One interesting thing of note about Point Nemo is that astronauts aboard the International Space Station are likely closer to it than any other human. Since the ISS orbits roughly 360 kilometers about the earth, they become the nearest humans to the most remote place on earth quite frequently.

What is buried there?

Over the many decades that the space cemetery has been in use, a variety of space junk has been crash-landed here. In fact, between 1971 and today, at least 260 spacecraft have been dumped here with over half of that number coming in the last few years. 

The spacecraft that survive re-entry at the space cemetery come to rest roughly 2 miles under the Pacific's surface. There are roughly 140 Russian resupply vehicles down there, the MIR space station, and as of lately, a SpaceX rocket or 2. 

It should be noted though, that the space cemetery isn't exactly a precise mound of old spacecraft. The actual total of spacecraft laid to rest here are scattered many miles apart due to the imprecise nature of crash landing spacecraft into the ocean.

Each spacecraft itself also breaks apart into a variety of different smaller chunks that then spread out therein. Just one re-entry of a large spacecraft can extend across a 995-mile long area.

You might wonder to yourself why a place like Point Nemo is needed considering the vastness of space and the relatively low amount of free space here on earth. The simple fact of the matter is, however, that space junk is far more dangerous to our way of life than a few mounds of debris out in the ocean.

Why the space cemetery is needed

Around earth orbits a massive network of satellites that feed us everything from internet signals to GPS. Over 4500 active satellites orbit Earth, along with roughly 12,000 non-active manmade objects like rocket boosters, and more satellites are coming online each year. Space junk makes this area even more crowded.

Point Nemo: The Space Cemetery Where Thousands of NASA's Past Projects Are Buried In
Rendering of space debris around Earth, Source: NASA/Wikimedia

As our orbit space gets more crowded, it's more likely that there will be collisions and crashes which have the ability to compound and take out satellite after satellite. Space junk, even relatively small space junk, has the ability to completely destroy multi-million dollar satellites orbiting the earth providing vital information.


The space junk that orbits the earth also stays there for quite a while.
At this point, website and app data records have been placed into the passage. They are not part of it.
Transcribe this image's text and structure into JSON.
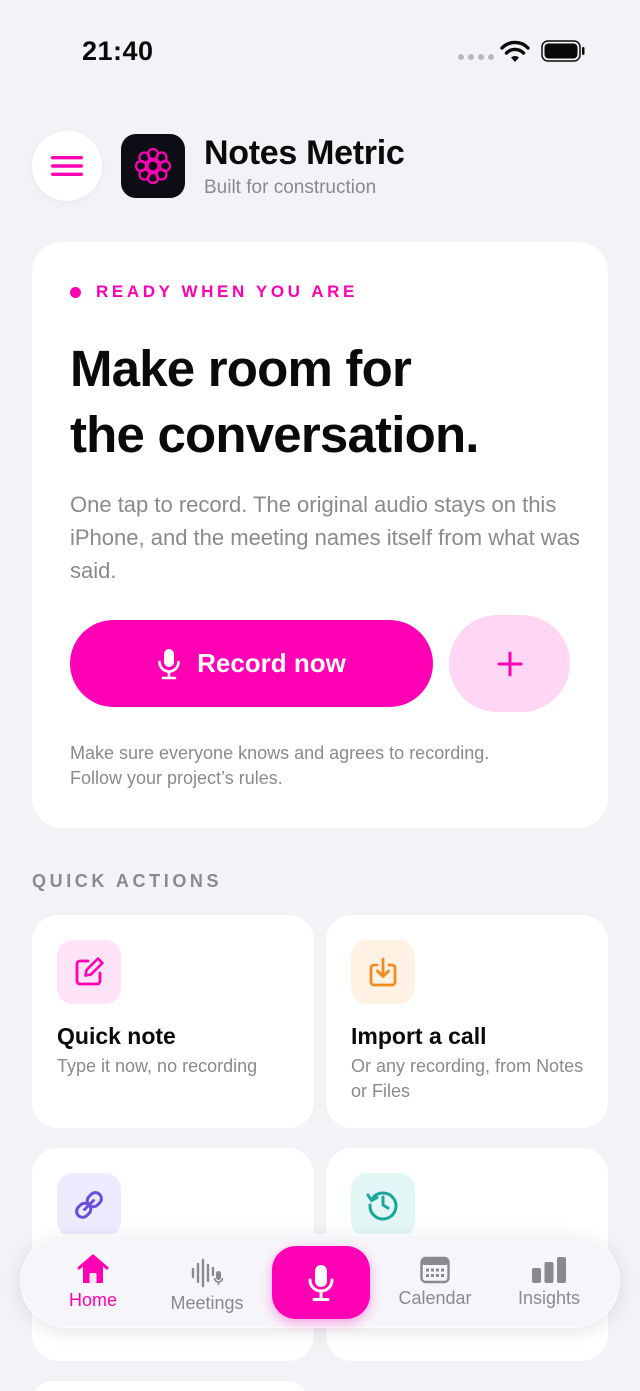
{
  "status": {
    "time": "21:40"
  },
  "header": {
    "title": "Notes Metric",
    "subtitle": "Built for construction"
  },
  "hero": {
    "eyebrow": "READY WHEN YOU ARE",
    "title_line1": "Make room for",
    "title_line2": "the conversation.",
    "body": "One tap to record. The original audio stays on this iPhone, and the meeting names itself from what was said.",
    "record_label": "Record now",
    "consent_line1": "Make sure everyone knows and agrees to recording.",
    "consent_line2": "Follow your project’s rules."
  },
  "quick_actions": {
    "label": "QUICK ACTIONS",
    "cards": [
      {
        "title": "Quick note",
        "desc": "Type it now, no recording",
        "icon": "edit-icon",
        "accent": "#ff00b4",
        "bg": "#ffe3f6"
      },
      {
        "title": "Import a call",
        "desc": "Or any recording, from Notes or Files",
        "icon": "import-icon",
        "accent": "#f28a1e",
        "bg": "#fff1e4"
      },
      {
        "title": "",
        "desc": "",
        "icon": "link-icon",
        "accent": "#6a4ee0",
        "bg": "#ecebff"
      },
      {
        "title": "",
        "desc": "",
        "icon": "history-icon",
        "accent": "#1aa79a",
        "bg": "#e2f7f5"
      }
    ]
  },
  "tabbar": {
    "items": [
      {
        "label": "Home",
        "icon": "home-icon",
        "active": true
      },
      {
        "label": "Meetings",
        "icon": "waveform-icon",
        "active": false
      },
      {
        "label": "",
        "icon": "microphone-icon",
        "active": false
      },
      {
        "label": "Calendar",
        "icon": "calendar-icon",
        "active": false
      },
      {
        "label": "Insights",
        "icon": "bar-chart-icon",
        "active": false
      }
    ]
  },
  "colors": {
    "accent": "#ff00b4",
    "accent_soft": "#ffd6f3",
    "background": "#f2f2f7",
    "muted_text": "#8a8a8e"
  }
}
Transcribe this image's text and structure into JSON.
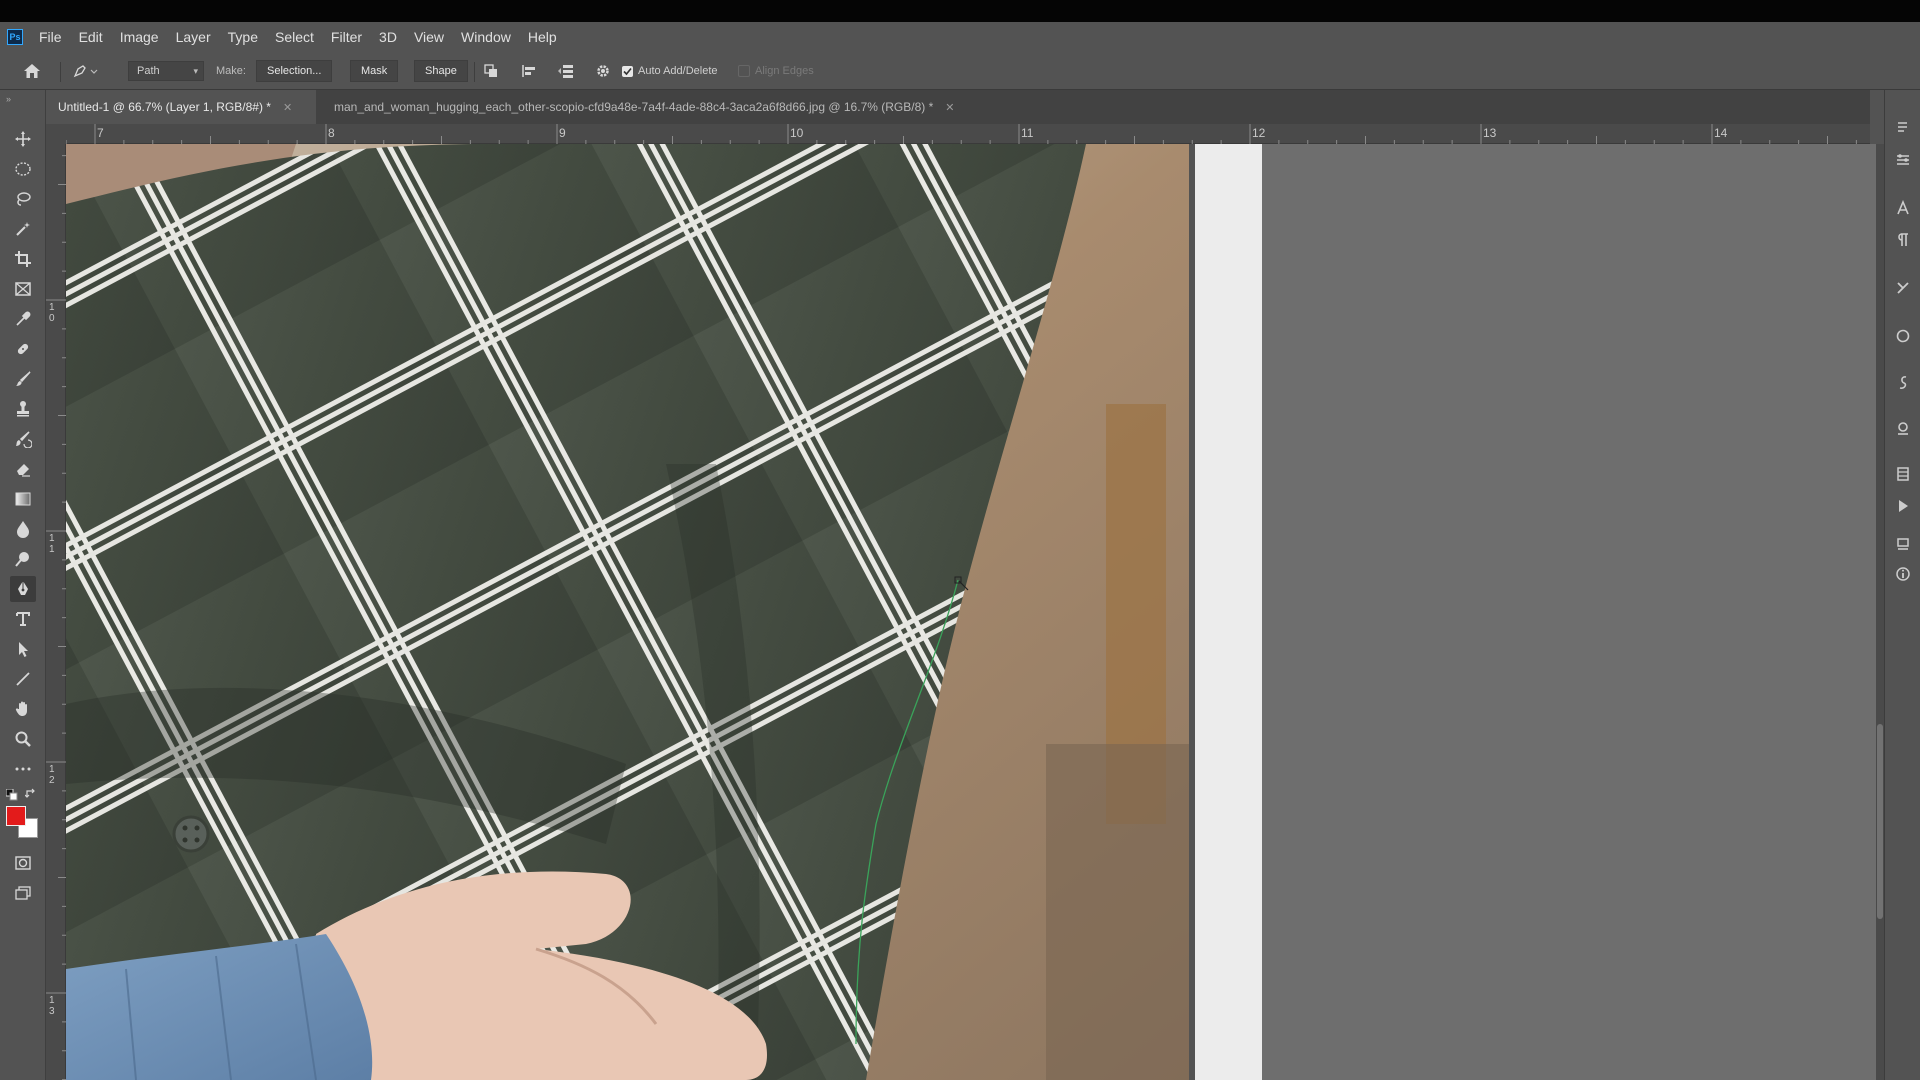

In many cases, they can stay there for thousands of years, making space travel and space communication harder and harder as time goes on.

The risks associated with space junk far outweigh any earthly risks of crash landing it in the most remote place on earth. This is why it is essential that the space cemetery remains operational and in use by space agencies around the world.